ABERDEEN – Whereas Census data states the average American family has 1.86 children, wildlife biologist Bob Tarter has roughly 50, if you count all the exotic animals.
“These animals need a family feel, too, even if it’s a different species. I’m in charge of the family; I’m still dad and everybody has to know their place. Even if it is an awkward living situation,” Tarter said.
Domesticated dogs help raise kangaroos and an eight-week old bobcat plays with the family’s 22-month-old son under close supervision.

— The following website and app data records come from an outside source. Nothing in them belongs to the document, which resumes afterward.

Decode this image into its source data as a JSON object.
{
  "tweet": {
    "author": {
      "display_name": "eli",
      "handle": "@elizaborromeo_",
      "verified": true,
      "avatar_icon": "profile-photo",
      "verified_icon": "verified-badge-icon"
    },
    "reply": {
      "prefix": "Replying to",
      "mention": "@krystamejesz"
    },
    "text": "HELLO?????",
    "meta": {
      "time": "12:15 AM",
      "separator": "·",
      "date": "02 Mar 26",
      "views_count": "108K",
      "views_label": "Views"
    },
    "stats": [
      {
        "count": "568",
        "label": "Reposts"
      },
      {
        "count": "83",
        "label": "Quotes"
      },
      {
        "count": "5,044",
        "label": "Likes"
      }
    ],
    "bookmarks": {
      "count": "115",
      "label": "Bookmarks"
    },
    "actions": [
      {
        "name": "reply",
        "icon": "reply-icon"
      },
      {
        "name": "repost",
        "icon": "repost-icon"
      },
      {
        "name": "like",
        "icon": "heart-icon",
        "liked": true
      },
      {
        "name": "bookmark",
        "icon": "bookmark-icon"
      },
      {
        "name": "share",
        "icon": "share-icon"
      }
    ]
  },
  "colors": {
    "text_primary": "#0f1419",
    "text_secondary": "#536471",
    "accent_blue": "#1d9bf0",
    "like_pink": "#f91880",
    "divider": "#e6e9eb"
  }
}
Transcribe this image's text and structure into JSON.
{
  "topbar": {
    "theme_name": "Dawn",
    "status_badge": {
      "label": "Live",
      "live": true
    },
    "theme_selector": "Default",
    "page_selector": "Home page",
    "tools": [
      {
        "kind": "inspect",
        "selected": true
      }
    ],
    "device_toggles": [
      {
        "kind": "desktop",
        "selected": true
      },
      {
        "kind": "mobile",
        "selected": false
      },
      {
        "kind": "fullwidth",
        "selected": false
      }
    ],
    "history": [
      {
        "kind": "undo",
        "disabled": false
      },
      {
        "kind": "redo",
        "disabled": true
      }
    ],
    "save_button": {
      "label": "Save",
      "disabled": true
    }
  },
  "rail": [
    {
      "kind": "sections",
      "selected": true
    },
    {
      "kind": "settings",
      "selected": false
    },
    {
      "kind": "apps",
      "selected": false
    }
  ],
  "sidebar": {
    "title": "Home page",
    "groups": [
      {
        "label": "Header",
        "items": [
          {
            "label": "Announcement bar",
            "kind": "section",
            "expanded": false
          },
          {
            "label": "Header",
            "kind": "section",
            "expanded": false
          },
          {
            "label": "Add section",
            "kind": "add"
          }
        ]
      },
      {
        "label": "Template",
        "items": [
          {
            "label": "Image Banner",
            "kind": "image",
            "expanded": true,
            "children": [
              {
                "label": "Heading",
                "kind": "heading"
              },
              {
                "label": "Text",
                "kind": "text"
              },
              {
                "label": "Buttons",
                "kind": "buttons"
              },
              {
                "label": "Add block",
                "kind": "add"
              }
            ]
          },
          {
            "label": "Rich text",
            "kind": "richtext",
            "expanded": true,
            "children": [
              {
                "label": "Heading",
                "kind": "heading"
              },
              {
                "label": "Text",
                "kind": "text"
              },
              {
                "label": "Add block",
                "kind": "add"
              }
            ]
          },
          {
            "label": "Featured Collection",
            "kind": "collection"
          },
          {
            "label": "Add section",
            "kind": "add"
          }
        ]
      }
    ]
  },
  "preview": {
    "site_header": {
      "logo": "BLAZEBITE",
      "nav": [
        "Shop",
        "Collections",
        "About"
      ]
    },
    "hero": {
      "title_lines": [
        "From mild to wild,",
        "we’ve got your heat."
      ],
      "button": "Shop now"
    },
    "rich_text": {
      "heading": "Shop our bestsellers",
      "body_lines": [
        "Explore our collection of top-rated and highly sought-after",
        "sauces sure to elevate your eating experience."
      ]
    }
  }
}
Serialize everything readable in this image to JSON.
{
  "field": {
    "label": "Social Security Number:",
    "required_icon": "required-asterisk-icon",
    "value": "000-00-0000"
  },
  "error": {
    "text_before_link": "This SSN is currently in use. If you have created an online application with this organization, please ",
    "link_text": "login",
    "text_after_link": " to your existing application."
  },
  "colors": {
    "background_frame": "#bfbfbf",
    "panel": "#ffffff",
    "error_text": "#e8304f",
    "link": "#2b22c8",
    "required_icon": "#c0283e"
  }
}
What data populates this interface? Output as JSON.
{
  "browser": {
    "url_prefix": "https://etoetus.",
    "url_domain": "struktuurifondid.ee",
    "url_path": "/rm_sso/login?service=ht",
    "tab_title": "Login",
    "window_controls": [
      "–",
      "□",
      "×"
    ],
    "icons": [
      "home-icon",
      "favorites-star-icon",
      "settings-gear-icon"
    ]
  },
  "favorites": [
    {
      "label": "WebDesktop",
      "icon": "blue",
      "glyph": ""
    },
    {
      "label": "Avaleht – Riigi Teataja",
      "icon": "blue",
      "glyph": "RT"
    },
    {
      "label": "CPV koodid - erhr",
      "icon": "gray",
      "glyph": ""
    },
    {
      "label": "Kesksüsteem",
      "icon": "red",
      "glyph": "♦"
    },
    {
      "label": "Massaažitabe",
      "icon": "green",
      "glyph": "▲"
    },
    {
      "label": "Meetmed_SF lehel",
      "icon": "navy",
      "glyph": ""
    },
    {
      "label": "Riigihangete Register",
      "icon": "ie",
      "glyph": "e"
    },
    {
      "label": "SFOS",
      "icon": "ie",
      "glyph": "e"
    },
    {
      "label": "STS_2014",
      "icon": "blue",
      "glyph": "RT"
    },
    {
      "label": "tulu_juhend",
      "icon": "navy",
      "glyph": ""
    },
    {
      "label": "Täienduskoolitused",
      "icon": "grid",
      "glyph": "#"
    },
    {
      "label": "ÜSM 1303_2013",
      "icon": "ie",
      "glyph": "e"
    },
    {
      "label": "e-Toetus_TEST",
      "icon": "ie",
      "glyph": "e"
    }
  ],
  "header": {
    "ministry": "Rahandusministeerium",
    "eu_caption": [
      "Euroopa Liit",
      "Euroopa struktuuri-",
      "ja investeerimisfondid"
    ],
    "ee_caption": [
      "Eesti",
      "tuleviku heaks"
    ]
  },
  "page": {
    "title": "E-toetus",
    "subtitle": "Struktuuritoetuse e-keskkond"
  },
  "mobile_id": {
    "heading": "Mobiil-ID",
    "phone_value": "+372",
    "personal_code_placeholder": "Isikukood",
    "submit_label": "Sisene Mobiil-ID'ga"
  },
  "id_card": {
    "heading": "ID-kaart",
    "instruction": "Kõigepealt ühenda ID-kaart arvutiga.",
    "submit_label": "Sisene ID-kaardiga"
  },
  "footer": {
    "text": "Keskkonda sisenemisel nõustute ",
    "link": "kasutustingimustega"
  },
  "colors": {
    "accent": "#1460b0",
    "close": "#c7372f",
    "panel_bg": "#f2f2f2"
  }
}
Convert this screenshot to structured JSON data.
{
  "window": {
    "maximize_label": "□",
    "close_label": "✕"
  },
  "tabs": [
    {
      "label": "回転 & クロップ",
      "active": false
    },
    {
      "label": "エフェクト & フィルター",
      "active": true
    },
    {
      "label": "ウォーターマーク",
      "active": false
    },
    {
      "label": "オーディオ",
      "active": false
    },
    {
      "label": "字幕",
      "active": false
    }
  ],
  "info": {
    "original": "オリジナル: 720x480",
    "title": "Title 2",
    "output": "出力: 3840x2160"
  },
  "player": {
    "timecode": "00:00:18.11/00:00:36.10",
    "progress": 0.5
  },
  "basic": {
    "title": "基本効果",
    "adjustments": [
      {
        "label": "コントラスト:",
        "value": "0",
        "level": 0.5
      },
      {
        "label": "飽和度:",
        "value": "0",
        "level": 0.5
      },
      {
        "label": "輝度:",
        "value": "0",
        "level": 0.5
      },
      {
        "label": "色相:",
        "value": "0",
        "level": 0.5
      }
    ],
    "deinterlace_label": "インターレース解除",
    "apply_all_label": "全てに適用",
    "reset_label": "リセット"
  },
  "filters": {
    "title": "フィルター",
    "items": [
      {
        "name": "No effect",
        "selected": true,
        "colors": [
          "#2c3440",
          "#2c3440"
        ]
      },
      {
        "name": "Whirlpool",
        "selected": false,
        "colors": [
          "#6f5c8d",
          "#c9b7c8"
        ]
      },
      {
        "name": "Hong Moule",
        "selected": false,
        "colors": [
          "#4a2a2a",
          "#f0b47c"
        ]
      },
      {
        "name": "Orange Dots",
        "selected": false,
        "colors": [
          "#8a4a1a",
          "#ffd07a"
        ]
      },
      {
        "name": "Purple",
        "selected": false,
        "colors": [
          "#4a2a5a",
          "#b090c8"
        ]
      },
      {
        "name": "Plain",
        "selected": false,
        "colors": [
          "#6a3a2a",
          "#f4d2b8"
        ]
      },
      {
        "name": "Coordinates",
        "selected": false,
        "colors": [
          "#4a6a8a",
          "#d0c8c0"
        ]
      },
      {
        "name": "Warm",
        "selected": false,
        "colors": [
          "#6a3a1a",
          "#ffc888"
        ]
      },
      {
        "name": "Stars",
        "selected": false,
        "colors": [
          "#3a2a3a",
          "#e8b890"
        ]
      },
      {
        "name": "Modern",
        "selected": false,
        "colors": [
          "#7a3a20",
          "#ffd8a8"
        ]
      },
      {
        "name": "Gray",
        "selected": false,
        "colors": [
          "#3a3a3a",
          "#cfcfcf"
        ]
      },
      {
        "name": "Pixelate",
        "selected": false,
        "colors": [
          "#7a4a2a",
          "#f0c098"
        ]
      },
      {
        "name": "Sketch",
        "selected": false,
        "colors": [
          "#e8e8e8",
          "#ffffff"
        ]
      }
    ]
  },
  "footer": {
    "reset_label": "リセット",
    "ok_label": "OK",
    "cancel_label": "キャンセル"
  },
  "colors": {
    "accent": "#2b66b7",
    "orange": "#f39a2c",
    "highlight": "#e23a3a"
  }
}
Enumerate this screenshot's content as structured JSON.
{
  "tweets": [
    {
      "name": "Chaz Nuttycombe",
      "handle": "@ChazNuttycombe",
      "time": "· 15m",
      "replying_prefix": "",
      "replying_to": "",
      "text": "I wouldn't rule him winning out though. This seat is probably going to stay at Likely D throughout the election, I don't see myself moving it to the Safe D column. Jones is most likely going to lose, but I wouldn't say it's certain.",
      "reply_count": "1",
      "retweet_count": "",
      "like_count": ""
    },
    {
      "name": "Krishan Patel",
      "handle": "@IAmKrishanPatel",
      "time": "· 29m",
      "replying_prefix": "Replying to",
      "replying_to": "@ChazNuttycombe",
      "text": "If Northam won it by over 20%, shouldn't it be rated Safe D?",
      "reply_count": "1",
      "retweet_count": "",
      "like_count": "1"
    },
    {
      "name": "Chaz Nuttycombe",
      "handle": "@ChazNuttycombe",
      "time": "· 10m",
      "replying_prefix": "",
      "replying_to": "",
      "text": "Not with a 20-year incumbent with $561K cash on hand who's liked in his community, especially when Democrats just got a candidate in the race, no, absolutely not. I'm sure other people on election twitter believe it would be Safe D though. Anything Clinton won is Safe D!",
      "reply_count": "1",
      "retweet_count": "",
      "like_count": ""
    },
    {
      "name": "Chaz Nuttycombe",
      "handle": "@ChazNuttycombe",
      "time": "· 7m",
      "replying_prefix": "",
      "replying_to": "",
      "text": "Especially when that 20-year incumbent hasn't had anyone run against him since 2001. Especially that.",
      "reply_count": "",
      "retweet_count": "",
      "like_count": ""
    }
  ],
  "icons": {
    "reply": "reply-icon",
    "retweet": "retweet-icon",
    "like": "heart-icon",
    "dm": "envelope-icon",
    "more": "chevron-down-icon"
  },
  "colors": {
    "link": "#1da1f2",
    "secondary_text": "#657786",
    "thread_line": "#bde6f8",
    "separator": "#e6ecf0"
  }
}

Growing up on a South Illinois dairy farm, Tarter was born an outdoors enthusiast. After managing an 8,000-acre in Indiana and researching waterfowl with Ducks Unlimited in North Dakota, he found the opportunity of traveling to schools showcasing animal shows with a Tennessee-based company. Soon enough, he had the option to purchase the company and in 2005, Tarter formed the Natural History Education Company of the Midsouth.
A regular fixture to the Bukka White Festival, Tarter will bring his Creatures of the Night program this year. The program features a straw-colored fruit bat with a 32-inch wingspan; an amphauma, which is a large aquatic salamander found in the Mississippi River; a nine-banded armadillo that can consume 1,000 fire ants per minute; a Virginia possum; a raccoon; and a bobcat.
Tarter complimented each of the animals with lessons in water quality, mosquito-bourne disease control and house fire prevention.
Tarter will perform two shows Saturday at 1 and 3 p.m.